Here’s the copy from the back cover:
Immigrants have no rights!
America is founded on Christianity!
Unlimited guns are my birthright!
These are just a handful of arguments being shouted by vocal conservatives even though the Constitution of the United States–the very laws of our nation–says something quite different.
If liberals are going to counter these erroneous, angry, ill-informed positions with facts, they need to learn for themselves what the Constitution says.
To remedy this knowledge gap, criminal defense attorney and unabashed liberal Michael A. Ventrella teaches the basics with a large amount of humor and snark, all illustrated with more than 40 cartoons by 2019 Pulitzer Prize-winning editorial artist Darrin Bell, creator of the syndicated comic strip Candorville.
Here are the opening paragraphs:
Studies show that a majority of Americans know very little about the Constitution, the very document that is the foundation of our government and laws. That doesn’t stop them from having an opinion, of course. We’re Americans; we think we know everything.
This is especially true of many conservatives these days, who proudly hold positions contrary to all facts. (Climate change is a hoax! Evolution is a lie! Trickle-down economics works! Being gay is a choice! Obama was born in Kenya!) You’ll never win a debate with these people because they’re operating on a completely different plane of thought as the rest of us.
However, there really are some reasonable conservatives out there who will respond to actual logic and facts. They may not be in charge of the current Republican party, and they may be few and far between these days, but when you do encounter one, this book may help you.
For that matter, this book may also help you debate well-meaning liberals who don’t understand things like Freedom of Speech. There seems to be an impressive number of them, especially on college campuses.
And it’s really not that complicated to get the basics of the Constitution right.
This book is meant to help. It’s definitely not a textbook; I’m not going to go into great detail about the hundreds of years of case law, and hopefully I’m going to keep it interesting (something my Constitutional Law professors often had trouble accomplishing). It’s short — almost as short as the Constitution itself—because it’s meant to be introductory.

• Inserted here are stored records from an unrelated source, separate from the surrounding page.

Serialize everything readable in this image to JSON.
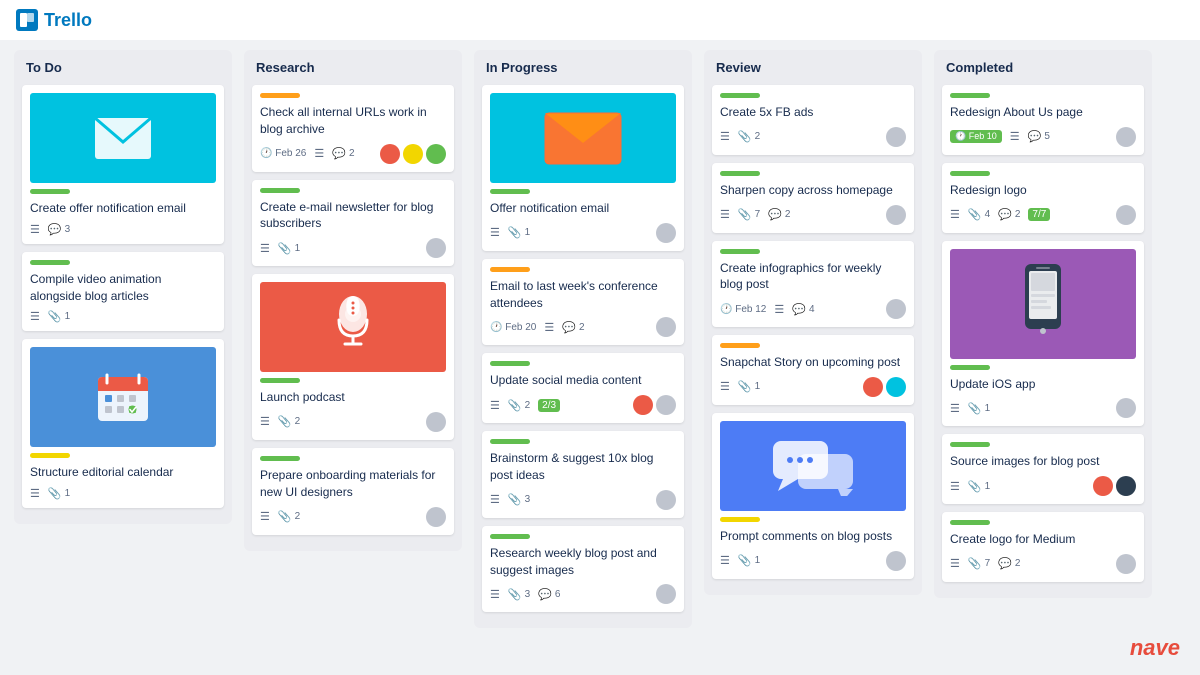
{
  "app": {
    "name": "Trello"
  },
  "columns": [
    {
      "id": "todo",
      "title": "To Do",
      "cards": [
        {
          "id": "todo-1",
          "label": "green",
          "title": "Create offer notification email",
          "meta": {
            "list": true,
            "comments": "3"
          },
          "image": "email",
          "avatars": []
        },
        {
          "id": "todo-2",
          "label": "green",
          "title": "Compile video animation alongside blog articles",
          "meta": {
            "list": true,
            "clips": "1"
          },
          "avatars": []
        },
        {
          "id": "todo-3",
          "label": "yellow",
          "title": "Structure editorial calendar",
          "meta": {
            "list": true,
            "clips": "1"
          },
          "image": "calendar",
          "avatars": []
        }
      ]
    },
    {
      "id": "research",
      "title": "Research",
      "cards": [
        {
          "id": "res-1",
          "label": "orange",
          "title": "Check all internal URLs work in blog archive",
          "meta": {
            "date": "Feb 26",
            "list": true,
            "comments": "2"
          },
          "avatars": [
            "a1",
            "a2",
            "a3"
          ]
        },
        {
          "id": "res-2",
          "label": "green",
          "title": "Create e-mail newsletter for blog subscribers",
          "meta": {
            "list": true,
            "clips": "1"
          },
          "avatars": [
            "a1"
          ]
        },
        {
          "id": "res-3",
          "label": "green",
          "title": "Launch podcast",
          "meta": {
            "list": true,
            "clips": "2"
          },
          "image": "mic",
          "avatars": [
            "a1"
          ]
        },
        {
          "id": "res-4",
          "label": "green",
          "title": "Prepare onboarding materials for new UI designers",
          "meta": {
            "list": true,
            "clips": "2"
          },
          "avatars": [
            "a1"
          ]
        }
      ]
    },
    {
      "id": "inprogress",
      "title": "In Progress",
      "cards": [
        {
          "id": "ip-1",
          "label": "green",
          "title": "Offer notification email",
          "meta": {
            "list": true,
            "clips": "1"
          },
          "image": "envelope",
          "avatars": [
            "a1"
          ]
        },
        {
          "id": "ip-2",
          "label": "orange",
          "title": "Email to last week's conference attendees",
          "meta": {
            "date": "Feb 20",
            "list": true,
            "comments": "2"
          },
          "avatars": [
            "a1"
          ]
        },
        {
          "id": "ip-3",
          "label": "green",
          "title": "Update social media content",
          "meta": {
            "list": true,
            "clips": "2",
            "checklist": "2/3"
          },
          "avatars": [
            "a1",
            "a2"
          ]
        },
        {
          "id": "ip-4",
          "label": "green",
          "title": "Brainstorm & suggest 10x blog post ideas",
          "meta": {
            "list": true,
            "clips": "3"
          },
          "avatars": [
            "a1"
          ]
        },
        {
          "id": "ip-5",
          "label": "green",
          "title": "Research weekly blog post and suggest images",
          "meta": {
            "list": true,
            "clips": "3",
            "comments": "6"
          },
          "avatars": [
            "a1"
          ]
        }
      ]
    },
    {
      "id": "review",
      "title": "Review",
      "cards": [
        {
          "id": "rev-1",
          "label": "green",
          "title": "Create 5x FB ads",
          "meta": {
            "list": true,
            "clips": "2"
          },
          "avatars": [
            "a1"
          ]
        },
        {
          "id": "rev-2",
          "label": "green",
          "title": "Sharpen copy across homepage",
          "meta": {
            "list": true,
            "clips": "7",
            "comments": "2"
          },
          "avatars": [
            "a1"
          ]
        },
        {
          "id": "rev-3",
          "label": "green",
          "title": "Create infographics for weekly blog post",
          "meta": {
            "date": "Feb 12",
            "list": true,
            "comments": "4"
          },
          "avatars": [
            "a1"
          ]
        },
        {
          "id": "rev-4",
          "label": "orange",
          "title": "Snapchat Story on upcoming post",
          "meta": {
            "list": true,
            "clips": "1"
          },
          "avatars": [
            "a1",
            "a2"
          ]
        },
        {
          "id": "rev-5",
          "label": "yellow",
          "title": "Prompt comments on blog posts",
          "meta": {
            "list": true,
            "clips": "1"
          },
          "image": "chat",
          "avatars": [
            "a1"
          ]
        }
      ]
    },
    {
      "id": "completed",
      "title": "Completed",
      "cards": [
        {
          "id": "comp-1",
          "label": "green",
          "title": "Redesign About Us page",
          "meta": {
            "date": "Feb 10",
            "list": true,
            "comments": "5"
          },
          "avatars": [
            "a1"
          ]
        },
        {
          "id": "comp-2",
          "label": "green",
          "title": "Redesign logo",
          "meta": {
            "list": true,
            "clips": "4",
            "comments": "2",
            "checklist": "7/7"
          },
          "avatars": [
            "a1"
          ]
        },
        {
          "id": "comp-3",
          "label": "green",
          "title": "Update iOS app",
          "meta": {
            "list": true,
            "clips": "1"
          },
          "image": "phone",
          "avatars": [
            "a1"
          ]
        },
        {
          "id": "comp-4",
          "label": "green",
          "title": "Source images for blog post",
          "meta": {
            "list": true,
            "clips": "1"
          },
          "avatars": [
            "a1",
            "a2"
          ]
        },
        {
          "id": "comp-5",
          "label": "green",
          "title": "Create logo for Medium",
          "meta": {
            "list": true,
            "clips": "7",
            "comments": "2"
          },
          "avatars": [
            "a1"
          ]
        }
      ]
    }
  ],
  "nave": "nave"
}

Even if you just read this short book, though, you’ll know more about the Constitution than 99% of your fellow Americans, including certain Presidents I could name.